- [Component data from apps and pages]
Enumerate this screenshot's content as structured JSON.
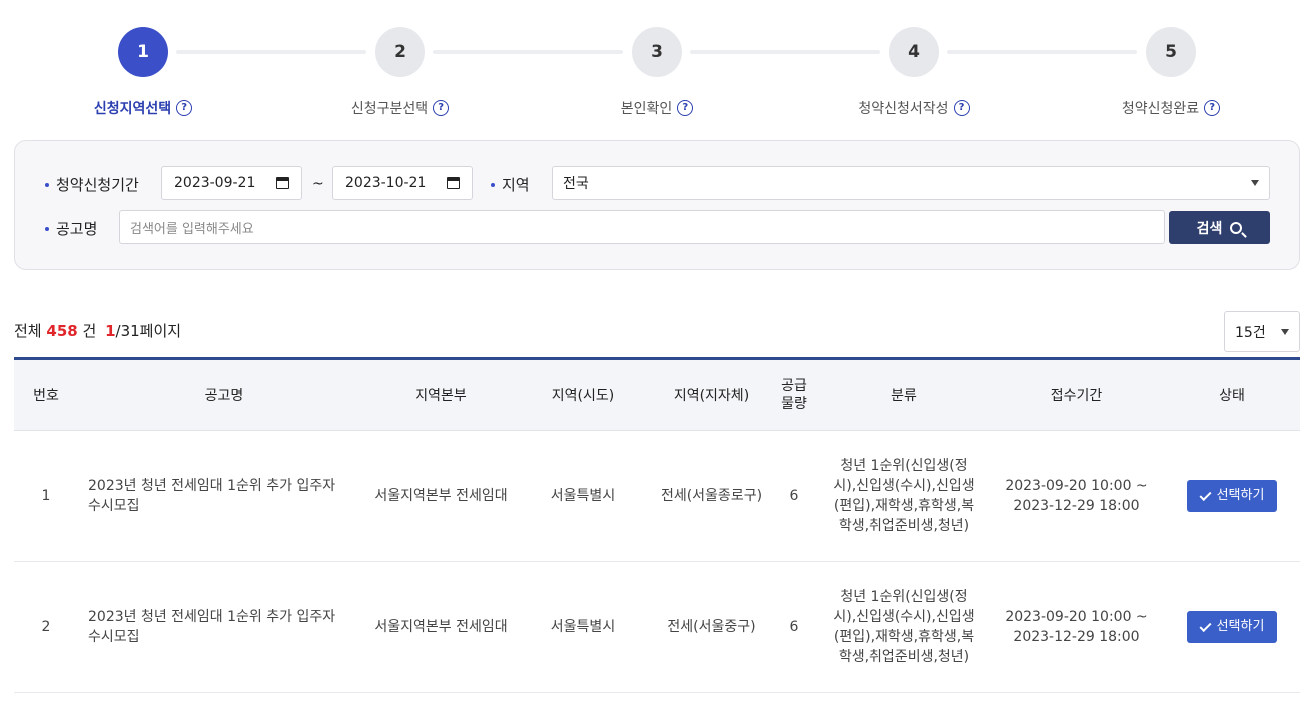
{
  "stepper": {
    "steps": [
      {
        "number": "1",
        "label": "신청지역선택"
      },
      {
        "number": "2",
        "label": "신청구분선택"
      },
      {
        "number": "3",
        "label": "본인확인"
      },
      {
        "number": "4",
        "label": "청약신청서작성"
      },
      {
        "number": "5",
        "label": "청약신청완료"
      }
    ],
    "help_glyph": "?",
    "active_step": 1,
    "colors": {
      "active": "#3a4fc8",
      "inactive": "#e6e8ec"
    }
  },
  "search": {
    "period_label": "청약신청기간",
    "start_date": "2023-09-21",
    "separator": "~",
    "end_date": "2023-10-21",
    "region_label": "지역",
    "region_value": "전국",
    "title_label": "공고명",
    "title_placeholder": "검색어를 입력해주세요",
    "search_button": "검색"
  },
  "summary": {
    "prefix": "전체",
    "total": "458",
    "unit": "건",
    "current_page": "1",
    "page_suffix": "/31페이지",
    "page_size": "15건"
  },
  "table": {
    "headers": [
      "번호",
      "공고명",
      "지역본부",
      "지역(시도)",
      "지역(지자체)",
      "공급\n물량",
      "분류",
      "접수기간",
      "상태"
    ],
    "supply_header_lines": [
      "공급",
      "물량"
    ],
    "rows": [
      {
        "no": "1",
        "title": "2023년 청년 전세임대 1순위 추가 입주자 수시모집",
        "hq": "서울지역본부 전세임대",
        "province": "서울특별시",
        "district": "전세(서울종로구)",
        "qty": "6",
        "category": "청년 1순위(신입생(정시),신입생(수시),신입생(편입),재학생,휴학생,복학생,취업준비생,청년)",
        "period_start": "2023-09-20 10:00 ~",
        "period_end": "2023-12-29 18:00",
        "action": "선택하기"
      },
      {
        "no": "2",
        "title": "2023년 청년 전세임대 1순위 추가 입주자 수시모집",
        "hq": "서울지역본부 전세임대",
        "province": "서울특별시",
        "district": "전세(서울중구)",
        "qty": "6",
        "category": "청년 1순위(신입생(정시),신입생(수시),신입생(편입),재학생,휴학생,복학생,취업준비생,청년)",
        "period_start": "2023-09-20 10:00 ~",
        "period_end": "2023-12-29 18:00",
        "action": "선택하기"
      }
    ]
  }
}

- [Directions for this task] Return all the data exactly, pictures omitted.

- [Task answer]
Enumerate this screenshot's content as structured JSON.
{
  "stepper": {
    "steps": [
      {
        "number": "1",
        "label": "신청지역선택"
      },
      {
        "number": "2",
        "label": "신청구분선택"
      },
      {
        "number": "3",
        "label": "본인확인"
      },
      {
        "number": "4",
        "label": "청약신청서작성"
      },
      {
        "number": "5",
        "label": "청약신청완료"
      }
    ],
    "help_glyph": "?",
    "active_step": 1,
    "colors": {
      "active": "#3a4fc8",
      "inactive": "#e6e8ec"
    }
  },
  "search": {
    "period_label": "청약신청기간",
    "start_date": "2023-09-21",
    "separator": "~",
    "end_date": "2023-10-21",
    "region_label": "지역",
    "region_value": "전국",
    "title_label": "공고명",
    "title_placeholder": "검색어를 입력해주세요",
    "search_button": "검색"
  },
  "summary": {
    "prefix": "전체",
    "total": "458",
    "unit": "건",
    "current_page": "1",
    "page_suffix": "/31페이지",
    "page_size": "15건"
  },
  "table": {
    "headers": [
      "번호",
      "공고명",
      "지역본부",
      "지역(시도)",
      "지역(지자체)",
      "공급\n물량",
      "분류",
      "접수기간",
      "상태"
    ],
    "supply_header_lines": [
      "공급",
      "물량"
    ],
    "rows": [
      {
        "no": "1",
        "title": "2023년 청년 전세임대 1순위 추가 입주자 수시모집",
        "hq": "서울지역본부 전세임대",
        "province": "서울특별시",
        "district": "전세(서울종로구)",
        "qty": "6",
        "category": "청년 1순위(신입생(정시),신입생(수시),신입생(편입),재학생,휴학생,복학생,취업준비생,청년)",
        "period_start": "2023-09-20 10:00 ~",
        "period_end": "2023-12-29 18:00",
        "action": "선택하기"
      },
      {
        "no": "2",
        "title": "2023년 청년 전세임대 1순위 추가 입주자 수시모집",
        "hq": "서울지역본부 전세임대",
        "province": "서울특별시",
        "district": "전세(서울중구)",
        "qty": "6",
        "category": "청년 1순위(신입생(정시),신입생(수시),신입생(편입),재학생,휴학생,복학생,취업준비생,청년)",
        "period_start": "2023-09-20 10:00 ~",
        "period_end": "2023-12-29 18:00",
        "action": "선택하기"
      }
    ]
  }
}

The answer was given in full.